This is the third in a series of articles addressing hand injuries. Another often-encountered injury in a personal injury setting is the partial amputation of a finger. For the most part, we encounter partial amputations in a production line setting, so that is a workers’ compensation matter with a products liability aspect or strictly a products liability claim as a result of a product used at home that is defective, such as an unguarded mechanical saw or a food processor.

In almost every instance, the defendant in the action will downplay the significance of a partial amputation; however, the plaintiff’s attorney needs to understand that a partial amputation can be a devastating injury and could result in a large case.

By way of background, the four fingers and thumb have a total of 14 bones called phalanges, commonly known as finger bones.

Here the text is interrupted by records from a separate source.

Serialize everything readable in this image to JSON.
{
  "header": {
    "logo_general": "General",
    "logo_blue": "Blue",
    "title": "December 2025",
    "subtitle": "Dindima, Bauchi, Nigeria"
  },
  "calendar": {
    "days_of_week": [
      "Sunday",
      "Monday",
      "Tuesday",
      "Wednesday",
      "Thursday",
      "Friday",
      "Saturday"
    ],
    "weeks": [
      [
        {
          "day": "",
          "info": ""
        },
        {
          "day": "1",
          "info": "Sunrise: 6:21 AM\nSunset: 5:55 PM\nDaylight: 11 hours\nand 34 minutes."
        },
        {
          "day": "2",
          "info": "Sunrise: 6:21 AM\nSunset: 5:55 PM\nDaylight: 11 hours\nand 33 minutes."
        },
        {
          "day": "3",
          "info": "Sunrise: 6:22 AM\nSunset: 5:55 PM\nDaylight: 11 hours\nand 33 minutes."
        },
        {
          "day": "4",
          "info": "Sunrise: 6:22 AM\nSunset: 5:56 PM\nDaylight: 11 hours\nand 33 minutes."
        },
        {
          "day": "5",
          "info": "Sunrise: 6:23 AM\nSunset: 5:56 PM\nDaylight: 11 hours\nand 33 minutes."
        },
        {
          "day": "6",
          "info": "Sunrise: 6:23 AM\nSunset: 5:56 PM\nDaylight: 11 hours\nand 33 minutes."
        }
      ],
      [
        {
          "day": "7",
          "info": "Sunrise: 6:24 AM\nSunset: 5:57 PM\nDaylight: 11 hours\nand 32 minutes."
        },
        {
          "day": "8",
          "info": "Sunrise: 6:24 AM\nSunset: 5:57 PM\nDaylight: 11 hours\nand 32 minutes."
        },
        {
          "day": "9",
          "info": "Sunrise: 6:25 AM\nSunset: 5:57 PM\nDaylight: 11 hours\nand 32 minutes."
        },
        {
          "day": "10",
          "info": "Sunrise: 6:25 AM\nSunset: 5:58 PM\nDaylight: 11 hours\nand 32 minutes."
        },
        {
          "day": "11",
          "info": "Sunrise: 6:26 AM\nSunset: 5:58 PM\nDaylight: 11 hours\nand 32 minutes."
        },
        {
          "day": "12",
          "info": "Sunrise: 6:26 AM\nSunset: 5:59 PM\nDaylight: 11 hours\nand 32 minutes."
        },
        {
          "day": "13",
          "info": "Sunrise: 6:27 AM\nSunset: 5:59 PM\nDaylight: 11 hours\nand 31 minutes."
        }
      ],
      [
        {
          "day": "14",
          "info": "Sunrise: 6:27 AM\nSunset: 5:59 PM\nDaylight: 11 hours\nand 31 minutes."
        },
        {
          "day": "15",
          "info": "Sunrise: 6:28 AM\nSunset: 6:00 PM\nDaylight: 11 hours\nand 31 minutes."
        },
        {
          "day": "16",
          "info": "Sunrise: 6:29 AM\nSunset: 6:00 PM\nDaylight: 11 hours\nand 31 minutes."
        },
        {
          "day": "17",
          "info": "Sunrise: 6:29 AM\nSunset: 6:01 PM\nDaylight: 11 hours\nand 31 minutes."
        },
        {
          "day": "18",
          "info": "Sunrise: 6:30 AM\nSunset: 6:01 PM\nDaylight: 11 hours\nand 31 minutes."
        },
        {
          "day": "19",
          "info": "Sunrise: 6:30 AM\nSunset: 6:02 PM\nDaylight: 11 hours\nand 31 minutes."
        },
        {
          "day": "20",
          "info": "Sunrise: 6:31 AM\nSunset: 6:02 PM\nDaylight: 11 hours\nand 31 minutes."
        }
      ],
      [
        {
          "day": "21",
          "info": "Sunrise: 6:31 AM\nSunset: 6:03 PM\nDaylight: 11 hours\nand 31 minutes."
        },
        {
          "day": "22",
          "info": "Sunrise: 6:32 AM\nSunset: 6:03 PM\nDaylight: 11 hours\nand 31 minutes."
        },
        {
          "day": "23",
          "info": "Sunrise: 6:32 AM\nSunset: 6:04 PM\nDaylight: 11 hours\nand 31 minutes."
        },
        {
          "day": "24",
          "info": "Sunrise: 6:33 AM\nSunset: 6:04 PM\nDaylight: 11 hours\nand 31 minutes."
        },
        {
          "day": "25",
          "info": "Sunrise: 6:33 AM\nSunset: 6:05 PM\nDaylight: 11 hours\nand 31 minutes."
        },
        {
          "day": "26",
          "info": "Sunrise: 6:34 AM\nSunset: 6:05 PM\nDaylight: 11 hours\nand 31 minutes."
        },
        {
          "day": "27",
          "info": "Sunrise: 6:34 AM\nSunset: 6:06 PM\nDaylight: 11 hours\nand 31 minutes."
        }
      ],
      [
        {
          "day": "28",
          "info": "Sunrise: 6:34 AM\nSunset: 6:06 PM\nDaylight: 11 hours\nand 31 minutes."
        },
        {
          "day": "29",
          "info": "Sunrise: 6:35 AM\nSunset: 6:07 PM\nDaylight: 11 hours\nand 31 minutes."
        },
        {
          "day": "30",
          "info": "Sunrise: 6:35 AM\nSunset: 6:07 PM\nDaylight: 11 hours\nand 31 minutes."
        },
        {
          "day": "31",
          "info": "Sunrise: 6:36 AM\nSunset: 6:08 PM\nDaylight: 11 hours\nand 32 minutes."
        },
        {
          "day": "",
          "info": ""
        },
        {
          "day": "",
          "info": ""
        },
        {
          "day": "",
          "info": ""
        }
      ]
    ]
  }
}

There are three phalanges in each finger and two phalanges in the thumb. There are also 14 knuckles in the hand. Each finger has three knuckles and the thumb has two knuckles. The knuckles are the joints of the fingers and thumb. Each knuckle connects the phalanges to each other. The first knuckle is the closest to the base of the hand or the palm, the second knuckle is at the midfinger and the third knuckle is the closest to the tip of the finger.

This is important to understand, because the medical reports will typically indicate that the amputation was to the third knuckle or second knuckle or first knuckle. Defense medical examiners will sometimes refer to the third knuckle as a minor knuckle. Plaintiffs attorneys cannot fall into this trap. Obviously, the more knuckles involved, the more cosmetic damage and more potential for functional damage. However, it does not necessarily mean the injury is worse just because it involves more knuckles. Stated another way, an amputation isolated to the third knuckle is many times a serious injury. The key is whether the injury is such that it leaves residual pain or dysfunction that compromises the utility of the entire hand.

It is necessarily true that when there is an amputation, there is resultant scar tissue. The nature of this scar tissue is such that it can become a neuroma. According to the National Institutes of Health website, a neuroma is a tumor made up of nerve cells and nerve fibers. This tumor can entrap the radial digital nerve and the ulnar digital nerve in the hand, causing intractable pain. All of the medical literature suggests that a painful neuroma in the amputation stump of a finger can be psychologically and physically disabling.

In fact, many hand surgeons have dedicated their academic careers to studying combating neuromas. Numerous surgical procedures been developed to prevent and treat amputation neuromas of the finger, but the results are universally considered inconsistent.

When cross-examining a defense medical expert, it is important that the plaintiff’s attorney understands how a neuroma is typically diagnosed and treated. The neuroma itself is a mass that develops at the area of the amputation. It is visible on examination and palpation. Even more importantly, assuming the plaintiff has undergone a procedure to address the neuroma, the surgical report should contain a wealth of information. For instance, the surgeon should be able to visualize the neuroma during the surgery. The surgical report should indicate whether the neuroma was impinging upon the radial digital nerve or the ulnar digital nerve or both. The surgical report should also indicate the size of the neuroma and whether or not it required resection. Any of these findings are objective indicia of pain and support any complaints of pain reported by the plaintiff.

During the surgical procedure, the surgeon will typically try to control the nerve damage by essentially capping the nerve endings to limit the amount of pain and sensitivity. There is a commercial product called a NeuraGen tube, which many surgeons will implant to cap the nerve endings. Information about the NeuraGen tube can be found on the website of the company that manufacturers the tube, Integra.

The plaintiff’s attorney should not allow the defense medical expert to testify that the plaintiff should not be experiencing pain merely because he or she has already undergone the implantation of a NeuraGen tube. The defense medical examiner should readily concede that the tube is not a guarantee of success and that many times the initial nerve injury and/or pain is, in fact, irreversible.

The plaintiff’s attorney should also be ready to respond with a variety of activities and circumstances known to aggravate the symptoms of a neuroma, such as a cold environment or any activity where the hand experiences vibration through using machinery.

Brandon Swartz is a founding partner of Swartz Culleton. His practice focuses on all types of personal injury cases including wrongful death, medical malpractice, civil rights violations, motor vehicle, premises liability, products liability, trucking accidents and workers’ compensation.